Table 3. Tool-type frequencies
Type N %
Retouched flakes 8 21
Notches and denticulates 8 21
Scrapers 12 32
Bifaces 4 11
Knives 1 3
Varia 4 11
Hammer stones 1 3
Total 38 100
 The excavation at Meqor Hayyim revealed re-deposited Middle Palaeolithic artifacts, which in spite of their secondary deposition, add to the accumulating information regarding the Middle Palaeolithic period in the Jerusalem Area.
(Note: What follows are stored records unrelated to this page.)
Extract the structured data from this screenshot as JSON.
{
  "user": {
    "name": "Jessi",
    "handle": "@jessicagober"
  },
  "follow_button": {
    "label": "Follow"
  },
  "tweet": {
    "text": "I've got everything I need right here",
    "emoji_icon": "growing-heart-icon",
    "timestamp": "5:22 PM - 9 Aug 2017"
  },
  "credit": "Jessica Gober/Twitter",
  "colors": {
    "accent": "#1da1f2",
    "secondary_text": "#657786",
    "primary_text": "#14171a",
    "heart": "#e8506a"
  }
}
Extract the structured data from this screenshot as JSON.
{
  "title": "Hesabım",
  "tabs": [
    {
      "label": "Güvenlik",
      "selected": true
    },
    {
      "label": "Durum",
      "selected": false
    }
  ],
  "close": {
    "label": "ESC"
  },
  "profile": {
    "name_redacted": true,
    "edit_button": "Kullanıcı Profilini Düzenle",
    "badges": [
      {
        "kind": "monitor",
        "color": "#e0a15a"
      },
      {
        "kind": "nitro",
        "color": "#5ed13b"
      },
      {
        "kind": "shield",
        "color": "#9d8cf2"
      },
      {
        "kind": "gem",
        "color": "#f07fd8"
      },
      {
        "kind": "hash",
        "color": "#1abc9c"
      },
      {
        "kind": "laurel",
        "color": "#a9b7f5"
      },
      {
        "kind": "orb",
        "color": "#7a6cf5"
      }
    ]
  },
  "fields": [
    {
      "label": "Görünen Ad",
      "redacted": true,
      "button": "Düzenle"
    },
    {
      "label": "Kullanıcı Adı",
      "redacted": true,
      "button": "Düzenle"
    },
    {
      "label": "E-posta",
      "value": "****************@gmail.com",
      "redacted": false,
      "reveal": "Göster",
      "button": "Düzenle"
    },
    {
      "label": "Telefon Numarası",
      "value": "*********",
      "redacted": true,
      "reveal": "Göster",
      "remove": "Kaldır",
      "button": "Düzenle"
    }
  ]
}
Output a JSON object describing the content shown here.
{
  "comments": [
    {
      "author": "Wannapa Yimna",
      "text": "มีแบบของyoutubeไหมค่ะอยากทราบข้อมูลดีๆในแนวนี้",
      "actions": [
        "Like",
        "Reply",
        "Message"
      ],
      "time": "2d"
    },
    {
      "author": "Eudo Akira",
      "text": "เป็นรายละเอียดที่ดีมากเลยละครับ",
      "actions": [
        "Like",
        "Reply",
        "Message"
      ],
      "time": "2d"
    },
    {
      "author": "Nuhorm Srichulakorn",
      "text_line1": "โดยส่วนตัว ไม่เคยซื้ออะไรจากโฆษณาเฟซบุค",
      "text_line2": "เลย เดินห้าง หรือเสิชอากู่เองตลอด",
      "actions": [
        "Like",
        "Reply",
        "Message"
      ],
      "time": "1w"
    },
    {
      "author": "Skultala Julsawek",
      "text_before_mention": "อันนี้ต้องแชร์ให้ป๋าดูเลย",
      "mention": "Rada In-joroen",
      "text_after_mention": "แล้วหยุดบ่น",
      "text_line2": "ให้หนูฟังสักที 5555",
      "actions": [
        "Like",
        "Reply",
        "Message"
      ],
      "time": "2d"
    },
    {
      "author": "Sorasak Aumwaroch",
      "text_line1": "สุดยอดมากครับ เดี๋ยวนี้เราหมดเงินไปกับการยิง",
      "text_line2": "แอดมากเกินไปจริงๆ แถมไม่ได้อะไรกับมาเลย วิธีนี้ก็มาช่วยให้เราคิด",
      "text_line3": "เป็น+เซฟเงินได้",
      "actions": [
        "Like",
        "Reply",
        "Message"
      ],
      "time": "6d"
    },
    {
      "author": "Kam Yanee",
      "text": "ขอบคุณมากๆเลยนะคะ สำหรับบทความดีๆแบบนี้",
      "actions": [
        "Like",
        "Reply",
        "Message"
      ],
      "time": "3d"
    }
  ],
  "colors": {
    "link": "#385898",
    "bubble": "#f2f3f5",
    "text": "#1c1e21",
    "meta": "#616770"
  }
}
Geologically, the origin of Layer 1 is probably an aeolian deposition of dust that was identified in several sites in the Greater Jerusalem Area (HA-ESI 121; Barzilai O., Aga N. and Cruvi O. 2010. Prehistoric Artifacts from Emeq Rephaim (Area C). In D. Amit, O. Peleg-Barkat and G. D. Stiebel,eds. New Studies in the Archaeology of Jerusalem and its Region. Collected papers. Vol. 4. Jerusalem, pp. 31–39 [Hebrew]). As for Layer 2, since the underlying bedrock is hard limestone of the Turonian Bina Formation, which does not consist of any flints, the origins of the flint cobbles and artifacts should be located elsewhere. The closest location of brecciated Campanian flint sources are found at the Arnona-Ramat Rahel district, c. 1 km to the east and c. 80 m higher up. Since the Talpiyot Area is typified by landslides and tectonic activity (Picard, L. 1956. The State of Geology in Jerusalem. In M. Avi-Yonah (ed.)Sepher Yerushalayim (The book of Jerusalem): Jerusalem, its natural conditions, history and development from the origins to the present day. Jerusalem, pp. 35–44 [Hebrew]), it is suggested that the artifacts and natural flint cobbles had drifted from the Arnona-Ramat Rahel flint sources and were buried at Meqor Hayyim c. 70,000 years ago, based on OSL date. Notably, a similar phenomenon was recorded at ‘Emeq Refa’im where greater amounts of natural flint cobbles and Lower Palaeolithic artifacts (including hand axes) were transported via a tributary for a distance of c. 900 m.
Chronologically, the Meqor Hayyim lithic assemblage share characteristics with the Palaeolithic site of Ramat Rahel (HA-ESI 121). Both assemblages manifest high occurrences of unprepared flakes, accompanied by low frequencies of Levallois implements and dominance of scrapers within the tools.
The drifted artifacts from Meqor Hayyim together with the transported Achelian assemblage from ‘Emeq Refa’im indicate that the south Jerusalem area was subject to powerful natural mechanism that shifted Lower and Middle Palaeolithic sites from the water divide and re-deposited them to the west, near the eastern bank of Nahal Refa’im. It is unclear yet how this mechanism operated and what stimulated it; was it triggered by climatic change (increase in annual rainfall), tectonic movements or both?